[Start of Attachment]

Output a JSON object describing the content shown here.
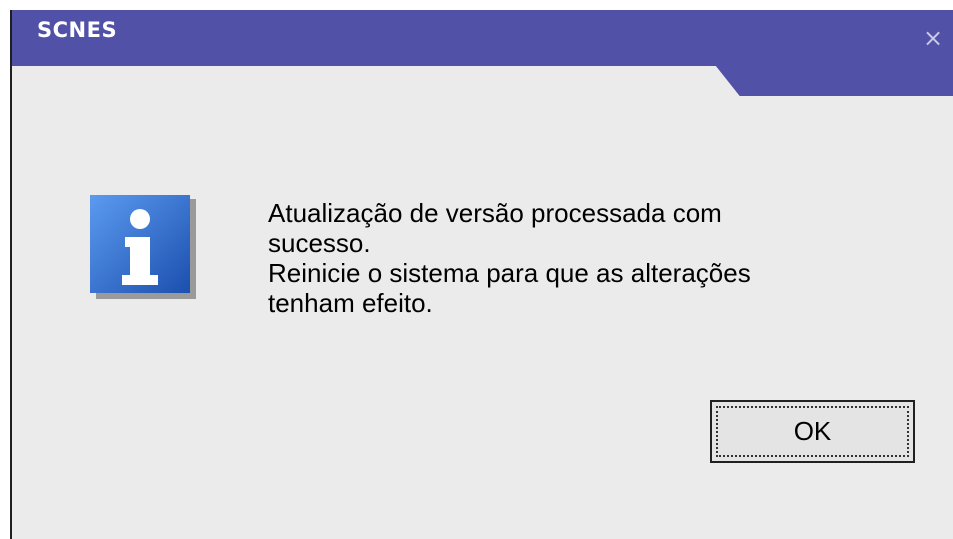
{
  "window": {
    "title": "SCNES",
    "close_glyph": "×"
  },
  "icon": {
    "name": "info-icon",
    "glyph": "i",
    "color": "#2f6fd8"
  },
  "message": {
    "lines": [
      "Atualização de versão processada com",
      "sucesso.",
      "Reinicie o sistema para que as alterações",
      "tenham efeito."
    ]
  },
  "buttons": {
    "ok_label": "OK"
  },
  "colors": {
    "titlebar": "#5151a8",
    "dialog_background": "#ebebeb"
  }
}
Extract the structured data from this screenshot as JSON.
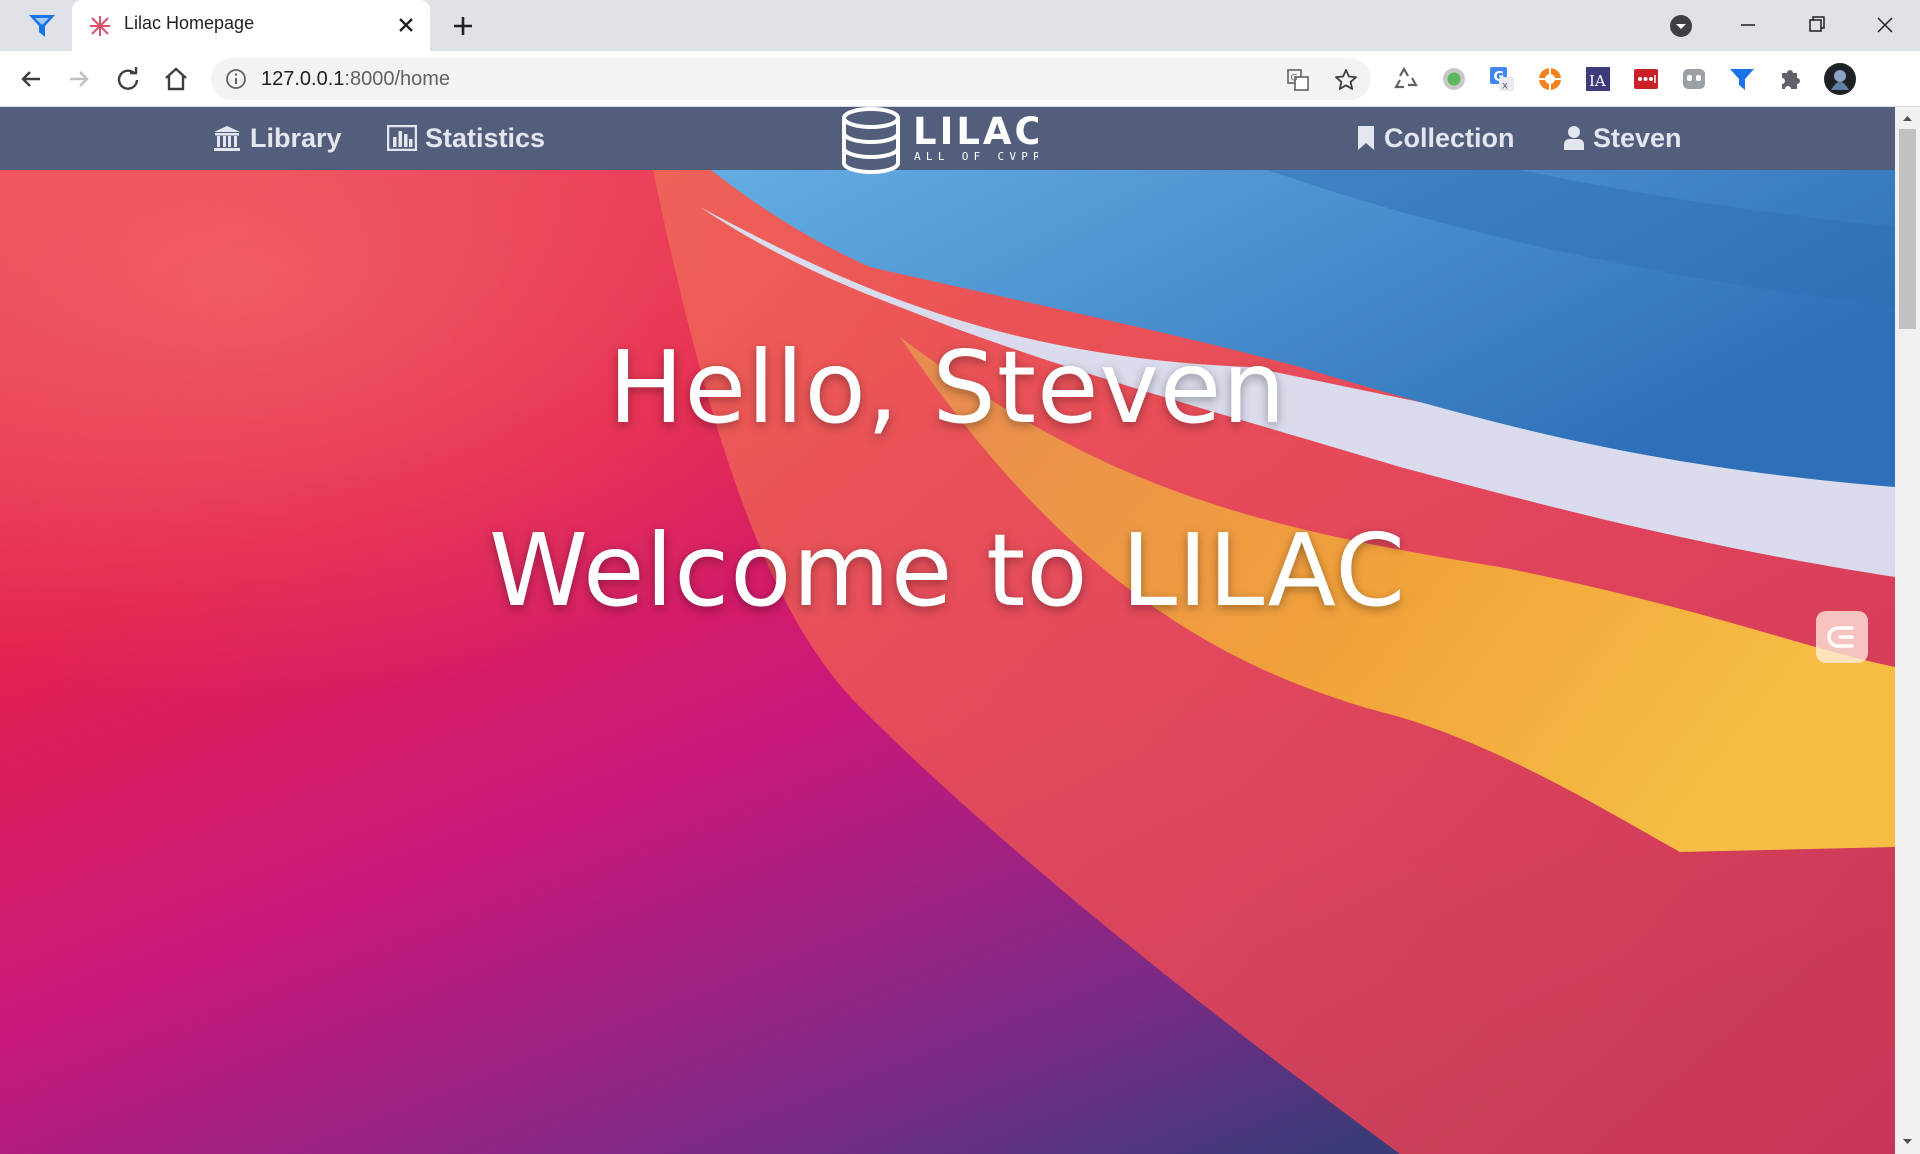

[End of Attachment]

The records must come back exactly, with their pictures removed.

**OUTPUT OF THE EXERCISE**:
Output a JSON object describing the content shown here.
{
  "window": {
    "title": "SCNES",
    "close_glyph": "×"
  },
  "icon": {
    "name": "info-icon",
    "glyph": "i",
    "color": "#2f6fd8"
  },
  "message": {
    "lines": [
      "Atualização de versão processada com",
      "sucesso.",
      "Reinicie o sistema para que as alterações",
      "tenham efeito."
    ]
  },
  "buttons": {
    "ok_label": "OK"
  },
  "colors": {
    "titlebar": "#5151a8",
    "dialog_background": "#ebebeb"
  }
}
Extract the structured data from this screenshot as JSON.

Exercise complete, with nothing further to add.